[Dataset rows for apps and sites]

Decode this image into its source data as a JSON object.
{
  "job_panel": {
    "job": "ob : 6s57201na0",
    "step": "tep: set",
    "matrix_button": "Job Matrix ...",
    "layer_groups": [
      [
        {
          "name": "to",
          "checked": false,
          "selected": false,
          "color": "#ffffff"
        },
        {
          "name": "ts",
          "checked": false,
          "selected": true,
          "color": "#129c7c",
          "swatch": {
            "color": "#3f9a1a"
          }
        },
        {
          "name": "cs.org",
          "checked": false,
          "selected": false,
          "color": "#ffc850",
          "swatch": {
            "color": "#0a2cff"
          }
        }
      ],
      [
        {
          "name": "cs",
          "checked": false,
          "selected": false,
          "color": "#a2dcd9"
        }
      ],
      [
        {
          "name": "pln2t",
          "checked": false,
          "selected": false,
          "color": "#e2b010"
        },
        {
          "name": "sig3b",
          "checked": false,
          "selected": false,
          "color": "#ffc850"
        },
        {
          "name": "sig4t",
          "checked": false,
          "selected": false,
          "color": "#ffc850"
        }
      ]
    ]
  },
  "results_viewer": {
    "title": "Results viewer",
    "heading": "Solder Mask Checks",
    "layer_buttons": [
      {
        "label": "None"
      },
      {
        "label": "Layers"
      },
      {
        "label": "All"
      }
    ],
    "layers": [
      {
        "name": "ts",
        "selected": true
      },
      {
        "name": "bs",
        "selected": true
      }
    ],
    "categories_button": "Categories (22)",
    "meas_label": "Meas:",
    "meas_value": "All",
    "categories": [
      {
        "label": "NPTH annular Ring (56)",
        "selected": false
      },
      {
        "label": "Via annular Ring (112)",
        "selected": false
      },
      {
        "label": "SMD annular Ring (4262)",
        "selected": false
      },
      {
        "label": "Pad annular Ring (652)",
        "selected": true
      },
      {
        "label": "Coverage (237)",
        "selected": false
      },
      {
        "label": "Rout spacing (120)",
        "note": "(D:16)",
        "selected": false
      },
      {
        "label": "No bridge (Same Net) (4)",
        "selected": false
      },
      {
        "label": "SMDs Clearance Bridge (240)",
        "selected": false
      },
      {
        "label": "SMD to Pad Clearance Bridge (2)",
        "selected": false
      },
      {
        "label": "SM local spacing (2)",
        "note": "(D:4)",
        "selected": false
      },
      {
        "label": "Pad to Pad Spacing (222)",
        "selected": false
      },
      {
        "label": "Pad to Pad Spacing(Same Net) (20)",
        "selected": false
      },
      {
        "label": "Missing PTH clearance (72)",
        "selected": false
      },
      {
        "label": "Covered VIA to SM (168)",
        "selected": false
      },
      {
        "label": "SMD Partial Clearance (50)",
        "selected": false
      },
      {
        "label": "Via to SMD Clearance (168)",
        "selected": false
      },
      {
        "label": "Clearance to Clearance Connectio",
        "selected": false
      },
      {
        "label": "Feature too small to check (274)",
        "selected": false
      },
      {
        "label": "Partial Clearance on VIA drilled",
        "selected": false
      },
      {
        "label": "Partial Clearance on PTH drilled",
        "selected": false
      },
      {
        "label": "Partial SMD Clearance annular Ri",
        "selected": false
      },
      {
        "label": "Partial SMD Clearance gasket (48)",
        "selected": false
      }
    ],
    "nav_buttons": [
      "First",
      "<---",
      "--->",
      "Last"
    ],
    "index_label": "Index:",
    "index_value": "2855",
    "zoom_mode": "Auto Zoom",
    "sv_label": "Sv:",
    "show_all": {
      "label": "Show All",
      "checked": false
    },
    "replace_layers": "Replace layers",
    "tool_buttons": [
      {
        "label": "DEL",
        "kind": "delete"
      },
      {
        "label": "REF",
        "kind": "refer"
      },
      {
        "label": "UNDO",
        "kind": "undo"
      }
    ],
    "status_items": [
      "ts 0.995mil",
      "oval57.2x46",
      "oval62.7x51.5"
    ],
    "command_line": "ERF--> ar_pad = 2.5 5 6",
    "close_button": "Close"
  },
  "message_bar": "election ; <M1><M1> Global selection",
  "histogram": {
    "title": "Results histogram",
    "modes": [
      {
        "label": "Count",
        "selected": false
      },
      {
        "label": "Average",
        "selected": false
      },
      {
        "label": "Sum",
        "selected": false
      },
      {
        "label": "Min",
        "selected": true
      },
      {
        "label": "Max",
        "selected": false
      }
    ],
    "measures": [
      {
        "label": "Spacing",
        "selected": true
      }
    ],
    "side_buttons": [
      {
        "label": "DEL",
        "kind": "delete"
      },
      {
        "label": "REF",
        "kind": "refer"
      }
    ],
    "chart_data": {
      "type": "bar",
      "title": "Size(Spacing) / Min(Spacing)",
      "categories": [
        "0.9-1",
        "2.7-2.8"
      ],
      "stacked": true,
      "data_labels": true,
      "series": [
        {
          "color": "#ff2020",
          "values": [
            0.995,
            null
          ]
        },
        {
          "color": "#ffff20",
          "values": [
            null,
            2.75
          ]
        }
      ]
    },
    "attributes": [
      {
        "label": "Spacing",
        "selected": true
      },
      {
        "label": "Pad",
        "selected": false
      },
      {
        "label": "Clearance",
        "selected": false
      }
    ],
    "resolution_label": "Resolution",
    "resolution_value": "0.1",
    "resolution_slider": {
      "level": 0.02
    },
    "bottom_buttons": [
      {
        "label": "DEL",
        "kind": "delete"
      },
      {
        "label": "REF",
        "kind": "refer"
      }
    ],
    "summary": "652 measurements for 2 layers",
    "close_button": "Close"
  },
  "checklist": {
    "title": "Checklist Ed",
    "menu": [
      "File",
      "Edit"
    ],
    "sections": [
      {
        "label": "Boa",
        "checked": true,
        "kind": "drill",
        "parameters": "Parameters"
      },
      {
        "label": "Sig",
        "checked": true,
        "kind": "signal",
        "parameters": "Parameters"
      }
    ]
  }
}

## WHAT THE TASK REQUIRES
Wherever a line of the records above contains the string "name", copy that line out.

## REPLY
          "name": "to",
          "name": "ts",
          "name": "cs.org",
          "name": "cs",
          "name": "pln2t",
          "name": "sig3b",
          "name": "sig4t",
        "name": "ts",
        "name": "bs",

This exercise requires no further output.